NB: due to timetable clashes only one UCL Institute of Child Health module may be taken by each student.
All students undertake a final project. This may be a research project, to be reported as a paper of up to 7,000 words ready for submission to a specified journal, a blog of 1,000 words and a 20-minute talk, or a clinical project of 10,000 words reporting on a clinical topic or service evaluation.
Teaching and learning
The programme is delivered through lectures, seminars and workshops, with considerable use of supporting online learning. Assessment methods include one unseen examination, coursework including designing questionnaires and protocols and analysing data, giving talks and presenting posters, and a final report in the format of a journal paper or brief for clinicians or service planners.
The programme team support students in obtaining volunteer placements in relevant mental health care and research settings, but this is not a formal part of the course and is entirely optional.
Further information on modules and degree structure is available on the department website: Clinical Mental Health Sciences MSc
For non-clinicians, the programme will be an excellent grounding for clinical training, such as in clinical psychology, or for embarking on a research career in mental health. Many graduates go on to research assistant, clinical support worker or assistant psychologist posts as a first destination. The programme is also intended to prepare students for PhD studies, also a major onward route. For clinicians, this is a great opportunity to gain a higher qualification through a programme based in a leading university department which can be closely tailored to your interests across clinical, research and management fields.

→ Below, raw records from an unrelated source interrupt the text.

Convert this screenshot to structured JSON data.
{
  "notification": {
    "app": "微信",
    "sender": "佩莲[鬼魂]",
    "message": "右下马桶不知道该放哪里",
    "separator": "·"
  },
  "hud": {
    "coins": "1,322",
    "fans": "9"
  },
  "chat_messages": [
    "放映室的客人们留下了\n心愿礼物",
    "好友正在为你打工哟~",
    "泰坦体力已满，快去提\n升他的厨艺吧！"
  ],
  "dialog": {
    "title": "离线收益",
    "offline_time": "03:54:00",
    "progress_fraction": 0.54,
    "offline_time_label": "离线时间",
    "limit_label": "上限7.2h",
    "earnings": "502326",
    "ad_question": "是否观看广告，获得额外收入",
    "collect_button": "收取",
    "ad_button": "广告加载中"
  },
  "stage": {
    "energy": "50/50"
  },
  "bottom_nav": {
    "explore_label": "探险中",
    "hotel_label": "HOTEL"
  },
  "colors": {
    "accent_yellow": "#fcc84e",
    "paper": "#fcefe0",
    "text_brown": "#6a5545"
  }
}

Students will be taught by leading experts in their fields, will gain a strong clinical understanding of mental health, and will be able to develop their skills in research, service design and evaluation, and writing and presenting. Previous Division of Psychiatry Master’s graduates have been enthusiastic about their career enhancement, both through their programme and the connections they have made through it. We offer to find all students a placement (if they wish) for one day a week in which relevant clinical and/or research experience is obtained. A large proportion of our first cohort of graduates have gone on to paid employment in relevant areas of mental health, especially research assistant, clinical support worker, psychological wellbeing practitioner and assistant psychologist posts. Others have embarked on PhD studies.